reason, the Ministry did not stop the College from pursuing the court action. Nor did the Provincial government.
Disturbing about the College's actions is that the dental patient had no forewarning of the College's intent to pursue the matter of
appeal entitlement under provincial dental laws in court. The (former) College Registrar, Heather Laing, a lawyer, had failed to forewarn
or inform the patient of the College's intentions.
The College undertook the court action knowing that the patient was undergoing extensive and ongoing remedial treatments
and surgeries as a result of the Prosthodontist's work and conduct.
The College had in its employ Four lawyers against the patient which consisted of the College's then registrar, Heather Laing, and counsel
from the Davis and Company legal firm. At court, two of the four lawyers represented the College. The patient had
no legal counsel and could not afford legal representation at either the provincial Supreme Court level or the provincial Court Of Appeal level.
In the THE SUPREME COURT OF BRITISH COLUMBIA before Mr. Justice W.F. Ehrcke in June, 2005, British Columbia dental patients lost all rights to appeal the
College's complaint decisions under the dental laws of British Columbia.
The outcome in the Court was particularly perilous because all Canadian provinces have dental regulatory bodies
simillar to the BC College Of Dental Surgeons and the court's decision clearly
paved the way for other Colleges to follow suit.
The decision was single-handedly appealed by the dental patient to the COURT OF APPEAL OF BRITISH COLUMBIA before
The Honourable Chief Justice Finch and the Hon. Justices Donald and Low, where the decision
was overturned and appeal rights were thereby restored for all BC dental patients under the dental laws of the Province.
The College battled from 2005-2007 in the two courts.
One of the reasons that the patient (F. Allen) believes that the College was able to take the action against her in the courts
is that "the public is very under-represented
on all the College's committees and the College Council." On the eighteen member Council, there are twelve college members compared to only six individuals representing
the public. A partial list of College committees showing college and public representation is below:
|Ethics Committee (January, 2009)
||7 college members, 3 college staff, 2 public representatives
|Inquiry Committee (January, 2009)
||12 college members, 1 college staff, 5 public representatives

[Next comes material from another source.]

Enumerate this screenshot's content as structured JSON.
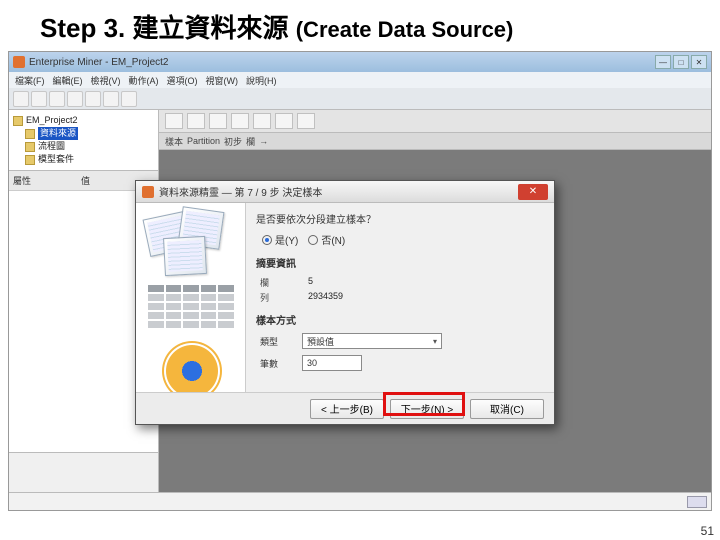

|Practice Standards Committee (January, 2009)
||9 college members, 1 college staff, 3 public representatives
|Professional Conduct Committee (January, 2009)
||11 college members, 2 college staff, 3 public representatives
|Quality Assurance Committee (January, 2009)
||7 college members, 3 college staff, 2 public representatives
In the patient's view, "Such a misrepresentation of the public's input
in their dental care will continue to create a monopoly of power for the College (and the misuse of such power). I don't believe
that the College would have used me to take action in the courts to quash the public's appeal rights if there had been equal public representation in any
of the decisions leading to that court action."
One of the changes since the College's court action is that the Province will be placing the College of Dental Surgeons of British Columbia
under new health legislation, The Health Professions Act (HPA) in 2009. In the HPA there will
continue to be unequal representation of public representatives
on all the College's committees and its Council.
Without at least equal public representation in all decision-making, the BC public cannot hope to have any say in their present and future dental care.
The College can continue to overide the complaint process, the overall direction of dentistry to benefit itself and its membership, and to
monopolize its actions over the unsuspecting and trusting public to serve its own self-interest.
Update Letter to BC Premier and Health Minister
British Columbians are also urged to email the following letter
in support of equal public representation on all the committees and the Council of the College Of Dental Surgeons Of BC
(changes can made to the text):